■ Your task:
Report each line of the listing that carries the word "loop".

**********

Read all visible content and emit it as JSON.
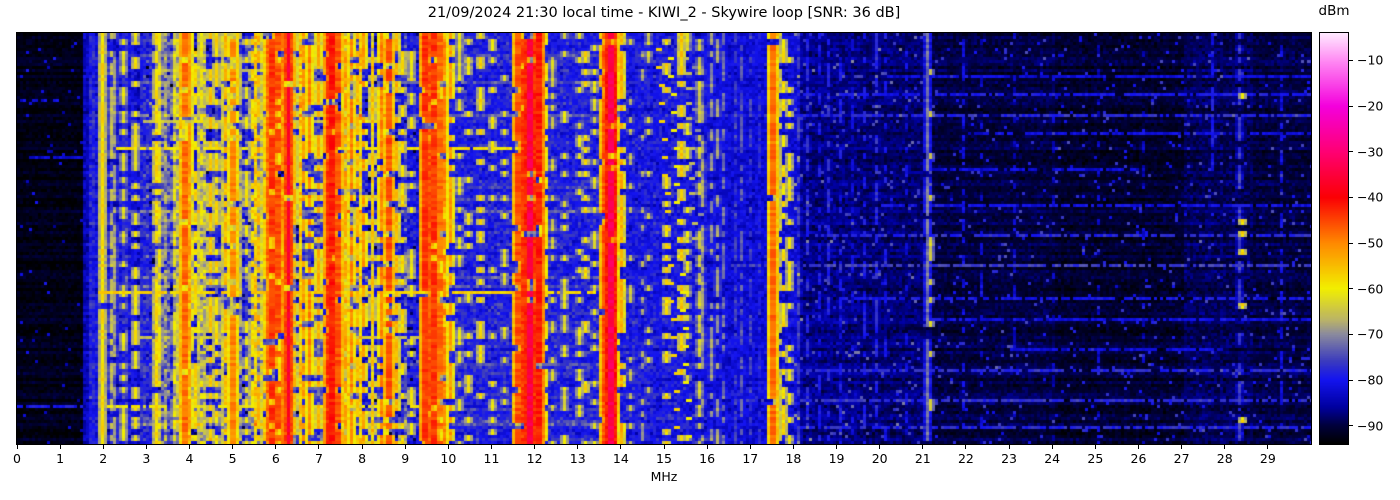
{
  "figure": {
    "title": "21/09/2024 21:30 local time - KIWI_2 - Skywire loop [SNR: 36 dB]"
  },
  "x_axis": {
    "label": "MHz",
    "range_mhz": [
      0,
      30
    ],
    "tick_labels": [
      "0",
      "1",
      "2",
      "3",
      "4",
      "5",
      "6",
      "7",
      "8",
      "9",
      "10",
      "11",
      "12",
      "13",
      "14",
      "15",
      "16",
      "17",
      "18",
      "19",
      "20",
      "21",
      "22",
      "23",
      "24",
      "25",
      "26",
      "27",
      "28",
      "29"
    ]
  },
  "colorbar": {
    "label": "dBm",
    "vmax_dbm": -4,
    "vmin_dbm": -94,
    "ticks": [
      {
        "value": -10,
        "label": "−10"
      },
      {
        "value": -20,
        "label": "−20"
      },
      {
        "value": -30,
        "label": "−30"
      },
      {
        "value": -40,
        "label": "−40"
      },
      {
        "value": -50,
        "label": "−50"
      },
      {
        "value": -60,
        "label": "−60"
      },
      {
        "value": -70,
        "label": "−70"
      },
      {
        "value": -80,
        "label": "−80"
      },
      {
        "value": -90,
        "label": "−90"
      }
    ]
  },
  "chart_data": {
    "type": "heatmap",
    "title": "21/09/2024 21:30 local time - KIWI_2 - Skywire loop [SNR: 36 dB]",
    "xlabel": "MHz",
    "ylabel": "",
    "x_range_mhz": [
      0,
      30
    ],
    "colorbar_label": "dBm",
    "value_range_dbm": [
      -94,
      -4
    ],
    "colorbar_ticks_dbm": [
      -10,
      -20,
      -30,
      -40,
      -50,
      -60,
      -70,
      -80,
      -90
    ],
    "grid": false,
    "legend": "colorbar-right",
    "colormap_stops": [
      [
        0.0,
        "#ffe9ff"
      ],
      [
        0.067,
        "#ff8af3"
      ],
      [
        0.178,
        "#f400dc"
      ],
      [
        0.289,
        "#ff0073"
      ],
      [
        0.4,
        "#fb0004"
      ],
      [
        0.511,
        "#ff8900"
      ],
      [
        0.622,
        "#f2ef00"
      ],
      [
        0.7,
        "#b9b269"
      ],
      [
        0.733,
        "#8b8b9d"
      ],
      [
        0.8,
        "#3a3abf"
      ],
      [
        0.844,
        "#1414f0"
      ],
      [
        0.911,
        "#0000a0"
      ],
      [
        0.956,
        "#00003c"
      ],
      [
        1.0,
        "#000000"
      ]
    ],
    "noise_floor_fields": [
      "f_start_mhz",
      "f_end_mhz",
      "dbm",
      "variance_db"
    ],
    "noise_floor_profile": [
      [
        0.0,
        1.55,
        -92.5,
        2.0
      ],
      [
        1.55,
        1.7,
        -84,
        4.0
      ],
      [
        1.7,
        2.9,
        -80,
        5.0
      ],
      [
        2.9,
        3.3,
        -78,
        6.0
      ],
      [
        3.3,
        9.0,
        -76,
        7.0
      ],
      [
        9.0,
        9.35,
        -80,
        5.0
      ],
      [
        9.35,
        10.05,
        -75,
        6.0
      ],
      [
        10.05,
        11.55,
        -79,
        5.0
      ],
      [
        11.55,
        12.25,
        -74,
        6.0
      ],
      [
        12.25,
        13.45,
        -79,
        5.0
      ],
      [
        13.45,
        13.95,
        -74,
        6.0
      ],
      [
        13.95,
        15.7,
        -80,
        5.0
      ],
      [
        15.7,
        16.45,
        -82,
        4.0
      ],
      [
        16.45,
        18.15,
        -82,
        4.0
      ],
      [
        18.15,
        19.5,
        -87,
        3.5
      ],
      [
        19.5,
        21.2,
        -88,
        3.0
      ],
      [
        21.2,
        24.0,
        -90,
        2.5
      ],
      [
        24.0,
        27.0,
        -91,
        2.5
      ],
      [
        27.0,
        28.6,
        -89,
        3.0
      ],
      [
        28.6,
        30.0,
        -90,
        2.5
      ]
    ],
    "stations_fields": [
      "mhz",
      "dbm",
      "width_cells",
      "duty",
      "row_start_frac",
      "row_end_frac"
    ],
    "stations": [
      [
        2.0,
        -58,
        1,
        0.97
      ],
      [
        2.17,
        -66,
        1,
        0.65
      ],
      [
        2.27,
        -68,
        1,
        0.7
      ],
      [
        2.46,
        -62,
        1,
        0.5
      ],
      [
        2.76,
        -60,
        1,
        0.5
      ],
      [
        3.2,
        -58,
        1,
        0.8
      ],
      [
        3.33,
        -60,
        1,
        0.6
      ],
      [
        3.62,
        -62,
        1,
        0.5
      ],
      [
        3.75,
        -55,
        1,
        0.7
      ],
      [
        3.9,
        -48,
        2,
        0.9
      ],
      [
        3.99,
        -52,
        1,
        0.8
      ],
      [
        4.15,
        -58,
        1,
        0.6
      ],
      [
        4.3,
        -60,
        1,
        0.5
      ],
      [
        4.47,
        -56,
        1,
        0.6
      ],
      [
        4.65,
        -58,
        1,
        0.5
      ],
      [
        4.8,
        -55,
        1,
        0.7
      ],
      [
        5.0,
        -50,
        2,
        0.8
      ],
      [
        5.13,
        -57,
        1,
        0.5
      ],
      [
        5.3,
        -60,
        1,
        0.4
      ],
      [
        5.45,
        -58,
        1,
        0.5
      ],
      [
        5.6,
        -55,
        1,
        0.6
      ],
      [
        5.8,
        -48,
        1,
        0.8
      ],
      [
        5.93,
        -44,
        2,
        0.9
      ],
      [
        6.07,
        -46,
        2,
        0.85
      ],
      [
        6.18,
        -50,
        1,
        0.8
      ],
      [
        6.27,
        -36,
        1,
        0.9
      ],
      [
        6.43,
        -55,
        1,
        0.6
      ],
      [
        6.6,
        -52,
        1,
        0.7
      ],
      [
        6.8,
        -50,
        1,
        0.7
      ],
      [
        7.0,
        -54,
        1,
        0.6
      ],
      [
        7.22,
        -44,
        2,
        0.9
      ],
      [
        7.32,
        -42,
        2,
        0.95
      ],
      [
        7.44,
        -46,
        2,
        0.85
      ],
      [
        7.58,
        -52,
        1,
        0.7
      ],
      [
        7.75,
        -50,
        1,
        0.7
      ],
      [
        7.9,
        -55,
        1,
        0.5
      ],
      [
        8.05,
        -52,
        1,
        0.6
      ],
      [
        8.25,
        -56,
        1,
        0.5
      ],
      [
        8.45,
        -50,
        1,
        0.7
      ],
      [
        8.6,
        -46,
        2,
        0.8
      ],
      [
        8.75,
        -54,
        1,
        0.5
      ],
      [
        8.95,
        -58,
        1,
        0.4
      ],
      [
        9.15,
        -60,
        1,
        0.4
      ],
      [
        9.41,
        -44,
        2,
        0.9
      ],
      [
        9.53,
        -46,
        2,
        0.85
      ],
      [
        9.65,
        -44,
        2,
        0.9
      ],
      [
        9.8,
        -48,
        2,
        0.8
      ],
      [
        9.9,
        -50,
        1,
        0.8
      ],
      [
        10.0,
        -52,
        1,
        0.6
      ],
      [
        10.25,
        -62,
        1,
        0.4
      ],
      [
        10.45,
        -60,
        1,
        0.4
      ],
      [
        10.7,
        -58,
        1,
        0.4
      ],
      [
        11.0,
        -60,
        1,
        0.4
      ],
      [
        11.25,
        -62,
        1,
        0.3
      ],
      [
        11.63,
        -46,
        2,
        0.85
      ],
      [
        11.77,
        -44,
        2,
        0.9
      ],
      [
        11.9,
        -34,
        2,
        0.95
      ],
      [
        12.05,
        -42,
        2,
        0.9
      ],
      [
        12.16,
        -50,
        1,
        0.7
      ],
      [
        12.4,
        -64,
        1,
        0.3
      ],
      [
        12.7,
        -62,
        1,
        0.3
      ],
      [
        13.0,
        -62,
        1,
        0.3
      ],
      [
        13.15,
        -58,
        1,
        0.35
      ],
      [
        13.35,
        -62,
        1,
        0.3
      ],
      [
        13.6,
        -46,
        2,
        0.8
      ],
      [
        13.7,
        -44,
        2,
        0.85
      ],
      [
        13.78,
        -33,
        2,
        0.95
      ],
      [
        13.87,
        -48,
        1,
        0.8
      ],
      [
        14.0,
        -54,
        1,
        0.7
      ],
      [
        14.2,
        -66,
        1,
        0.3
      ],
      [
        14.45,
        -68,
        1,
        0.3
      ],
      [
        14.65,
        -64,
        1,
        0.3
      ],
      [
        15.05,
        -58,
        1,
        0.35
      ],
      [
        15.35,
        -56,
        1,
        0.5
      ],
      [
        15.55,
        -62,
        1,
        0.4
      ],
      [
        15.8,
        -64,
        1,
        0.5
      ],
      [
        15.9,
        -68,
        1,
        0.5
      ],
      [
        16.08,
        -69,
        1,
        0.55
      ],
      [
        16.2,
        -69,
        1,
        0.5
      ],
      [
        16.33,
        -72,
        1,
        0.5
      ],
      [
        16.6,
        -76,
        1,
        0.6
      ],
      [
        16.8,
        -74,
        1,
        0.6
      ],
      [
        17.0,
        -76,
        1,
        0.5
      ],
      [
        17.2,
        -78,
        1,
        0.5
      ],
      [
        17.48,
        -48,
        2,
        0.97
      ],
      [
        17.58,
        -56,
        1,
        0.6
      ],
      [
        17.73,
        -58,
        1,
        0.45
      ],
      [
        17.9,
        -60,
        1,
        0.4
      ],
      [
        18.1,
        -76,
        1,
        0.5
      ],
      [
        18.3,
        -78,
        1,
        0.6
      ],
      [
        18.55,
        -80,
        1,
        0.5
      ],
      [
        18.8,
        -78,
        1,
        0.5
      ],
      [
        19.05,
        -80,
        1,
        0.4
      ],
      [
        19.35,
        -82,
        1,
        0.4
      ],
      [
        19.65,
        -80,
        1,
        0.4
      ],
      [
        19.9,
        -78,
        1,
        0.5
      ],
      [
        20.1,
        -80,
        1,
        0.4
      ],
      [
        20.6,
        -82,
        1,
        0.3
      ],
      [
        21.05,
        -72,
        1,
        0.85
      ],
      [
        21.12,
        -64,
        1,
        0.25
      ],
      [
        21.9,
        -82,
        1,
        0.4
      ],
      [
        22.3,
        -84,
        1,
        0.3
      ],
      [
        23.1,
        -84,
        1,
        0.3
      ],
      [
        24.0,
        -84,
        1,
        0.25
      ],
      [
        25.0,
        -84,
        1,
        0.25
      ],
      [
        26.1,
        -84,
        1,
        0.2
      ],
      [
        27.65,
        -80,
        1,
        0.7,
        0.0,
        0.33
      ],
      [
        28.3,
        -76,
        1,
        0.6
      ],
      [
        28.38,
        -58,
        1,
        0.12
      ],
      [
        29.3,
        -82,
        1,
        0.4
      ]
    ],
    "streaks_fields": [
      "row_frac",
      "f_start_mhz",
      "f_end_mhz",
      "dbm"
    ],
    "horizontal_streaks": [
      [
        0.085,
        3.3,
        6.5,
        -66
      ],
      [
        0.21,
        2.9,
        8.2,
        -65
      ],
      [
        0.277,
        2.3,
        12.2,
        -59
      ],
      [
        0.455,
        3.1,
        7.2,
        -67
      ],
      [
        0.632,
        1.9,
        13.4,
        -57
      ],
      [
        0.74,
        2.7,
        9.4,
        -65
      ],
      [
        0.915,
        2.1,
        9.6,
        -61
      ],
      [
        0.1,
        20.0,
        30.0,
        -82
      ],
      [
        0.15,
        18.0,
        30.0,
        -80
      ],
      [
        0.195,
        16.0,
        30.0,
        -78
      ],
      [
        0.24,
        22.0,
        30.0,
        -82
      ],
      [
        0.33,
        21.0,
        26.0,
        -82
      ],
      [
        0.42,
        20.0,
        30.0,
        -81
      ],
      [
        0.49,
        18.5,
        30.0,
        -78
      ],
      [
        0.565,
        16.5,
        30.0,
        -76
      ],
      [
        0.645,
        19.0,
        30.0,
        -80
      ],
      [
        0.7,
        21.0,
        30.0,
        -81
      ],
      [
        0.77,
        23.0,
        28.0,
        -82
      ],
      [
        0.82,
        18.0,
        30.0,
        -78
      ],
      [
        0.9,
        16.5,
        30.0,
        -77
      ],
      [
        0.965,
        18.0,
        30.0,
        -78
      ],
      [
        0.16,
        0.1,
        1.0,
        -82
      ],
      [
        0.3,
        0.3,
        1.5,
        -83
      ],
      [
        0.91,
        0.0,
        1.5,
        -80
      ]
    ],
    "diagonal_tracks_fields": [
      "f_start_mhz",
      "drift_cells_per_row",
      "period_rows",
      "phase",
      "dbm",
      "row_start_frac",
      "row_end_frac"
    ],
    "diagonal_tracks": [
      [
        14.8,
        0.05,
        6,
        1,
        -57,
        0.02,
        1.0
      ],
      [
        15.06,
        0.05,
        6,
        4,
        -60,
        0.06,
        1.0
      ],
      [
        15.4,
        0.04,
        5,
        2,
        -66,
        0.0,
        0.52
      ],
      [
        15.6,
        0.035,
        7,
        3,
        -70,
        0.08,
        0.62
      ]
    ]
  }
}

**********

■ Exercise response:
    "title": "21/09/2024 21:30 local time - KIWI_2 - Skywire loop [SNR: 36 dB]"
    "title": "21/09/2024 21:30 local time - KIWI_2 - Skywire loop [SNR: 36 dB]",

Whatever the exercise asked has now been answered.